[Available data]

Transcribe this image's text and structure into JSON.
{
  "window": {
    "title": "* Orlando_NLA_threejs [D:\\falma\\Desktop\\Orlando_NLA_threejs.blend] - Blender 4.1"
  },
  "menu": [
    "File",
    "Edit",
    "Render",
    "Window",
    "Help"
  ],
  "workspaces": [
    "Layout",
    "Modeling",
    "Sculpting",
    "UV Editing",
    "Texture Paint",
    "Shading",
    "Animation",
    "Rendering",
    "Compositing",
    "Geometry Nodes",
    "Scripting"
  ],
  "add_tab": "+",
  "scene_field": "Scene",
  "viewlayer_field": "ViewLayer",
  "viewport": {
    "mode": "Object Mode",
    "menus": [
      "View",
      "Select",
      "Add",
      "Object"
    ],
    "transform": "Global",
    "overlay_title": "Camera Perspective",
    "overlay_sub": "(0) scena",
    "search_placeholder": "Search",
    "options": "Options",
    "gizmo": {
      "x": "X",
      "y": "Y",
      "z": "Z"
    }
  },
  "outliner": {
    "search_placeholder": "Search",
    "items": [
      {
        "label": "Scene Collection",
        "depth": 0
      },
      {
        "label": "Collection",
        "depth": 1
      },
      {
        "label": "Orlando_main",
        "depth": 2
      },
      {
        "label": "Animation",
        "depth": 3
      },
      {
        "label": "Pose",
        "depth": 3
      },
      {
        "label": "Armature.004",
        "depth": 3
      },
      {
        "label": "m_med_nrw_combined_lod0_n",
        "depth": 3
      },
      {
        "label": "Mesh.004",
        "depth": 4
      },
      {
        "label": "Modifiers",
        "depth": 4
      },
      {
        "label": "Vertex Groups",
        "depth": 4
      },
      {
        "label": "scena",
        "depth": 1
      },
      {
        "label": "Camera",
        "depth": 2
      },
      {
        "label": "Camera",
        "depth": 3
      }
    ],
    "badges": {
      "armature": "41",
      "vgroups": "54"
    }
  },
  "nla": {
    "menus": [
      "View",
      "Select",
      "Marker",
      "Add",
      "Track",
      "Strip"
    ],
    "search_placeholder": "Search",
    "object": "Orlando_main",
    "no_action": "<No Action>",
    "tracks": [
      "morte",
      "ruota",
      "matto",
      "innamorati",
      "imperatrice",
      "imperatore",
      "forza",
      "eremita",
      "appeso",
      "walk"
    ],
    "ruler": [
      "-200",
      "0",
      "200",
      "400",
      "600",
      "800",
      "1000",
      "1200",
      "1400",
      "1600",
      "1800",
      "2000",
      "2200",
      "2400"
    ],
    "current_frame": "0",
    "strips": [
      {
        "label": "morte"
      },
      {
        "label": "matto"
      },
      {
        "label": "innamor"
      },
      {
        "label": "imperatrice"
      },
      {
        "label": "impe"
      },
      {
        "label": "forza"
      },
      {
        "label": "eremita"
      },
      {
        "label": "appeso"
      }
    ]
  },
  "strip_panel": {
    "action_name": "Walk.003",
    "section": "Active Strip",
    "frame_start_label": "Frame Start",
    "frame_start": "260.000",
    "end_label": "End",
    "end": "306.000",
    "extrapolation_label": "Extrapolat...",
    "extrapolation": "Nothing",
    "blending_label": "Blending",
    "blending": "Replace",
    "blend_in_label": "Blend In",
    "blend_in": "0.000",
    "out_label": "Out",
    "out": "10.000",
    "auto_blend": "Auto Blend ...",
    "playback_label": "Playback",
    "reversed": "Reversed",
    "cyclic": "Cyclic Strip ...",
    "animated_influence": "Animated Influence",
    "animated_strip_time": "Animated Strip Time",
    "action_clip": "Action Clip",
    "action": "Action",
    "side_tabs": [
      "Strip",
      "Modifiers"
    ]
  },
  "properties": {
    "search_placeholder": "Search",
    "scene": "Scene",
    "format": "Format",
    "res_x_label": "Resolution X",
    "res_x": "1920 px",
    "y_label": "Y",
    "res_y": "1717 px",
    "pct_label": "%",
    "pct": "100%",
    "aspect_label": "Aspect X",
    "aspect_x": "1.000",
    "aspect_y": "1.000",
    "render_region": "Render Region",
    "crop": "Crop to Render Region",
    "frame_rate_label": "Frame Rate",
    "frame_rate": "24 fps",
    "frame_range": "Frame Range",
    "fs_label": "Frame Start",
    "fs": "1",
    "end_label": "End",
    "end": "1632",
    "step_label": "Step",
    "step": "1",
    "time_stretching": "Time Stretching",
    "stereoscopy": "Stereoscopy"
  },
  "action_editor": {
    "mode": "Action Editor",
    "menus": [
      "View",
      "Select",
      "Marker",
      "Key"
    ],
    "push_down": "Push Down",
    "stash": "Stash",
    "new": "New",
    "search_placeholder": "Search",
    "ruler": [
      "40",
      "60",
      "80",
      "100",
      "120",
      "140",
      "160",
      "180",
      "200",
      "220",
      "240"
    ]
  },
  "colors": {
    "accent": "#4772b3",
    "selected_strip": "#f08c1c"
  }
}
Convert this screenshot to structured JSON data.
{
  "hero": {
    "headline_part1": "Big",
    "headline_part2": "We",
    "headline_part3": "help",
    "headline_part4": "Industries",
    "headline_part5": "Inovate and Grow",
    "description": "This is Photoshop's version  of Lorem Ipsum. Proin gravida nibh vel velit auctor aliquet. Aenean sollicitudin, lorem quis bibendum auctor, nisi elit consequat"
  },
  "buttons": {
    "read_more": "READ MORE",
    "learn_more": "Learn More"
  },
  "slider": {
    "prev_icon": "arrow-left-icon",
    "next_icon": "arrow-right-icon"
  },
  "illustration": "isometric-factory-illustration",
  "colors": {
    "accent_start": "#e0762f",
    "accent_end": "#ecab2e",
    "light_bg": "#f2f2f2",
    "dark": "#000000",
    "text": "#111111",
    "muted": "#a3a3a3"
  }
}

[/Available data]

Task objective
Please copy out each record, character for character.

Answer section
Transcribe this image's text and structure into JSON.
{
  "window": {
    "title": "* Orlando_NLA_threejs [D:\\falma\\Desktop\\Orlando_NLA_threejs.blend] - Blender 4.1"
  },
  "menu": [
    "File",
    "Edit",
    "Render",
    "Window",
    "Help"
  ],
  "workspaces": [
    "Layout",
    "Modeling",
    "Sculpting",
    "UV Editing",
    "Texture Paint",
    "Shading",
    "Animation",
    "Rendering",
    "Compositing",
    "Geometry Nodes",
    "Scripting"
  ],
  "add_tab": "+",
  "scene_field": "Scene",
  "viewlayer_field": "ViewLayer",
  "viewport": {
    "mode": "Object Mode",
    "menus": [
      "View",
      "Select",
      "Add",
      "Object"
    ],
    "transform": "Global",
    "overlay_title": "Camera Perspective",
    "overlay_sub": "(0) scena",
    "search_placeholder": "Search",
    "options": "Options",
    "gizmo": {
      "x": "X",
      "y": "Y",
      "z": "Z"
    }
  },
  "outliner": {
    "search_placeholder": "Search",
    "items": [
      {
        "label": "Scene Collection",
        "depth": 0
      },
      {
        "label": "Collection",
        "depth": 1
      },
      {
        "label": "Orlando_main",
        "depth": 2
      },
      {
        "label": "Animation",
        "depth": 3
      },
      {
        "label": "Pose",
        "depth": 3
      },
      {
        "label": "Armature.004",
        "depth": 3
      },
      {
        "label": "m_med_nrw_combined_lod0_n",
        "depth": 3
      },
      {
        "label": "Mesh.004",
        "depth": 4
      },
      {
        "label": "Modifiers",
        "depth": 4
      },
      {
        "label": "Vertex Groups",
        "depth": 4
      },
      {
        "label": "scena",
        "depth": 1
      },
      {
        "label": "Camera",
        "depth": 2
      },
      {
        "label": "Camera",
        "depth": 3
      }
    ],
    "badges": {
      "armature": "41",
      "vgroups": "54"
    }
  },
  "nla": {
    "menus": [
      "View",
      "Select",
      "Marker",
      "Add",
      "Track",
      "Strip"
    ],
    "search_placeholder": "Search",
    "object": "Orlando_main",
    "no_action": "<No Action>",
    "tracks": [
      "morte",
      "ruota",
      "matto",
      "innamorati",
      "imperatrice",
      "imperatore",
      "forza",
      "eremita",
      "appeso",
      "walk"
    ],
    "ruler": [
      "-200",
      "0",
      "200",
      "400",
      "600",
      "800",
      "1000",
      "1200",
      "1400",
      "1600",
      "1800",
      "2000",
      "2200",
      "2400"
    ],
    "current_frame": "0",
    "strips": [
      {
        "label": "morte"
      },
      {
        "label": "matto"
      },
      {
        "label": "innamor"
      },
      {
        "label": "imperatrice"
      },
      {
        "label": "impe"
      },
      {
        "label": "forza"
      },
      {
        "label": "eremita"
      },
      {
        "label": "appeso"
      }
    ]
  },
  "strip_panel": {
    "action_name": "Walk.003",
    "section": "Active Strip",
    "frame_start_label": "Frame Start",
    "frame_start": "260.000",
    "end_label": "End",
    "end": "306.000",
    "extrapolation_label": "Extrapolat...",
    "extrapolation": "Nothing",
    "blending_label": "Blending",
    "blending": "Replace",
    "blend_in_label": "Blend In",
    "blend_in": "0.000",
    "out_label": "Out",
    "out": "10.000",
    "auto_blend": "Auto Blend ...",
    "playback_label": "Playback",
    "reversed": "Reversed",
    "cyclic": "Cyclic Strip ...",
    "animated_influence": "Animated Influence",
    "animated_strip_time": "Animated Strip Time",
    "action_clip": "Action Clip",
    "action": "Action",
    "side_tabs": [
      "Strip",
      "Modifiers"
    ]
  },
  "properties": {
    "search_placeholder": "Search",
    "scene": "Scene",
    "format": "Format",
    "res_x_label": "Resolution X",
    "res_x": "1920 px",
    "y_label": "Y",
    "res_y": "1717 px",
    "pct_label": "%",
    "pct": "100%",
    "aspect_label": "Aspect X",
    "aspect_x": "1.000",
    "aspect_y": "1.000",
    "render_region": "Render Region",
    "crop": "Crop to Render Region",
    "frame_rate_label": "Frame Rate",
    "frame_rate": "24 fps",
    "frame_range": "Frame Range",
    "fs_label": "Frame Start",
    "fs": "1",
    "end_label": "End",
    "end": "1632",
    "step_label": "Step",
    "step": "1",
    "time_stretching": "Time Stretching",
    "stereoscopy": "Stereoscopy"
  },
  "action_editor": {
    "mode": "Action Editor",
    "menus": [
      "View",
      "Select",
      "Marker",
      "Key"
    ],
    "push_down": "Push Down",
    "stash": "Stash",
    "new": "New",
    "search_placeholder": "Search",
    "ruler": [
      "40",
      "60",
      "80",
      "100",
      "120",
      "140",
      "160",
      "180",
      "200",
      "220",
      "240"
    ]
  },
  "colors": {
    "accent": "#4772b3",
    "selected_strip": "#f08c1c"
  }
}
Convert this screenshot to structured JSON data.
{
  "hero": {
    "headline_part1": "Big",
    "headline_part2": "We",
    "headline_part3": "help",
    "headline_part4": "Industries",
    "headline_part5": "Inovate and Grow",
    "description": "This is Photoshop's version  of Lorem Ipsum. Proin gravida nibh vel velit auctor aliquet. Aenean sollicitudin, lorem quis bibendum auctor, nisi elit consequat"
  },
  "buttons": {
    "read_more": "READ MORE",
    "learn_more": "Learn More"
  },
  "slider": {
    "prev_icon": "arrow-left-icon",
    "next_icon": "arrow-right-icon"
  },
  "illustration": "isometric-factory-illustration",
  "colors": {
    "accent_start": "#e0762f",
    "accent_end": "#ecab2e",
    "light_bg": "#f2f2f2",
    "dark": "#000000",
    "text": "#111111",
    "muted": "#a3a3a3"
  }
}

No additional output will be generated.